Task statement:
Your answer is every line of the material below in which the string "okně" occurs.

Supplied material:
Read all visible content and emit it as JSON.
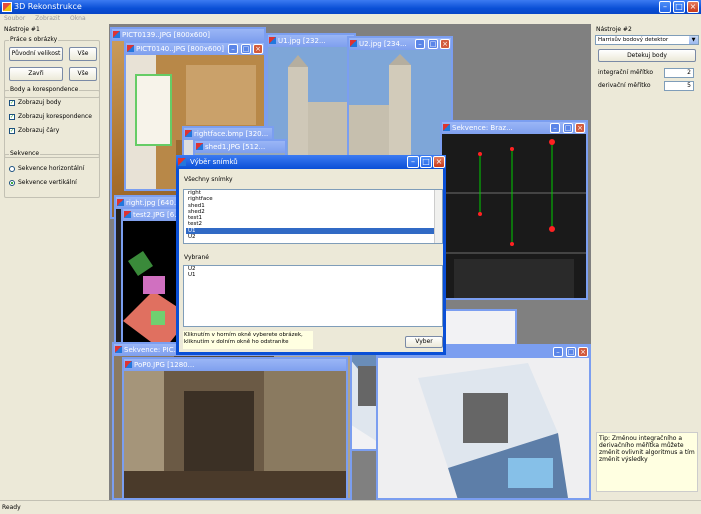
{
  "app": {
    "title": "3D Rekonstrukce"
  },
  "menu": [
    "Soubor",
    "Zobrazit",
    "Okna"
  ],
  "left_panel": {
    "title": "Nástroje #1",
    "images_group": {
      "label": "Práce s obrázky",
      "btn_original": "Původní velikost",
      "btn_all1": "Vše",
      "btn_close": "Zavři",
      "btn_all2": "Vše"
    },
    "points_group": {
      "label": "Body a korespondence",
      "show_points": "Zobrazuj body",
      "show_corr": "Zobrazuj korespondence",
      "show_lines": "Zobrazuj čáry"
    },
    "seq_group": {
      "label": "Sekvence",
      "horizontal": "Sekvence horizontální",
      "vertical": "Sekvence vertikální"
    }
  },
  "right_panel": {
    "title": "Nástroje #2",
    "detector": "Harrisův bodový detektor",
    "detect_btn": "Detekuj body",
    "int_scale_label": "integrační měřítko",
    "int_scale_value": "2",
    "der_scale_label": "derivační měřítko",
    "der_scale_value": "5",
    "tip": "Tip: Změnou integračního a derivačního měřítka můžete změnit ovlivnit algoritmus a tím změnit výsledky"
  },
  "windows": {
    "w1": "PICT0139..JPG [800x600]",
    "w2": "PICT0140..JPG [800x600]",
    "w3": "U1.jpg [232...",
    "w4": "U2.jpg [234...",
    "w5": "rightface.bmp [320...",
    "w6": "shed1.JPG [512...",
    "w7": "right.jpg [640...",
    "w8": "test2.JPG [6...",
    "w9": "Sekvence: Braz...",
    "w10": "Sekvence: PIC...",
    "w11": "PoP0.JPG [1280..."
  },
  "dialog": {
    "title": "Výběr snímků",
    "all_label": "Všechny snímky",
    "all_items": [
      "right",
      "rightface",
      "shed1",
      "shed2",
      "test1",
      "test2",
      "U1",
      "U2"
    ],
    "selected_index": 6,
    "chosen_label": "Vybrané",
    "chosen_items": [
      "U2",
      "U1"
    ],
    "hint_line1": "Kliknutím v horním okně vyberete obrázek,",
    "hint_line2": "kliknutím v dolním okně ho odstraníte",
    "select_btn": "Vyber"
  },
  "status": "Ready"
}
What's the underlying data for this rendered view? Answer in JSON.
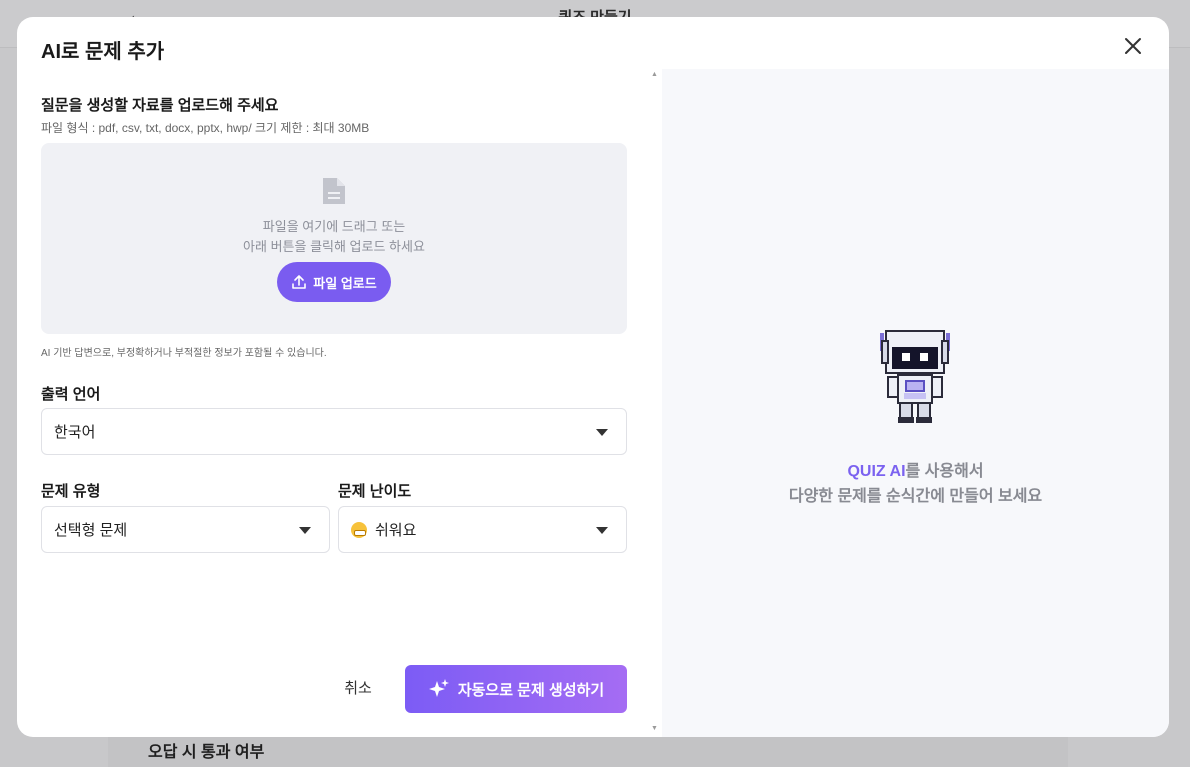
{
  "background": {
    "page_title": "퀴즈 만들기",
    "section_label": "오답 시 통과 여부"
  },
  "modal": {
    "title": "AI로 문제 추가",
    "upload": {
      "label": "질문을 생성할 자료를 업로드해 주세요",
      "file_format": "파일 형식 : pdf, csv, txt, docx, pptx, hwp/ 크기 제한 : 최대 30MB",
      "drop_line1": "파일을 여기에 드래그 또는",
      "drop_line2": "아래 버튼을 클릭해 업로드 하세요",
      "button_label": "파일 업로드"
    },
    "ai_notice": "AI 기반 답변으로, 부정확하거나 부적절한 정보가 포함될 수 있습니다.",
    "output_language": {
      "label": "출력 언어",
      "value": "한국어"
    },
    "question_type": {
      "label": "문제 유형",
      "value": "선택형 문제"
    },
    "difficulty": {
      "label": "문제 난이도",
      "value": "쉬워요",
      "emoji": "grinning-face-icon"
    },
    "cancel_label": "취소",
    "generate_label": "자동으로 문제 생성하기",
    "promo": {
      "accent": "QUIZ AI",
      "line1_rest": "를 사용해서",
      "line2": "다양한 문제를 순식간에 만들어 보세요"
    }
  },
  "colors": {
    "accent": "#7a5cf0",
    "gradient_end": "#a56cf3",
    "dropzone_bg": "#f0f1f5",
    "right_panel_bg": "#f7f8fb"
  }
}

Response for this exercise:
    "hint_line1": "Kliknutím v horním okně vyberete obrázek,",
    "hint_line2": "kliknutím v dolním okně ho odstraníte",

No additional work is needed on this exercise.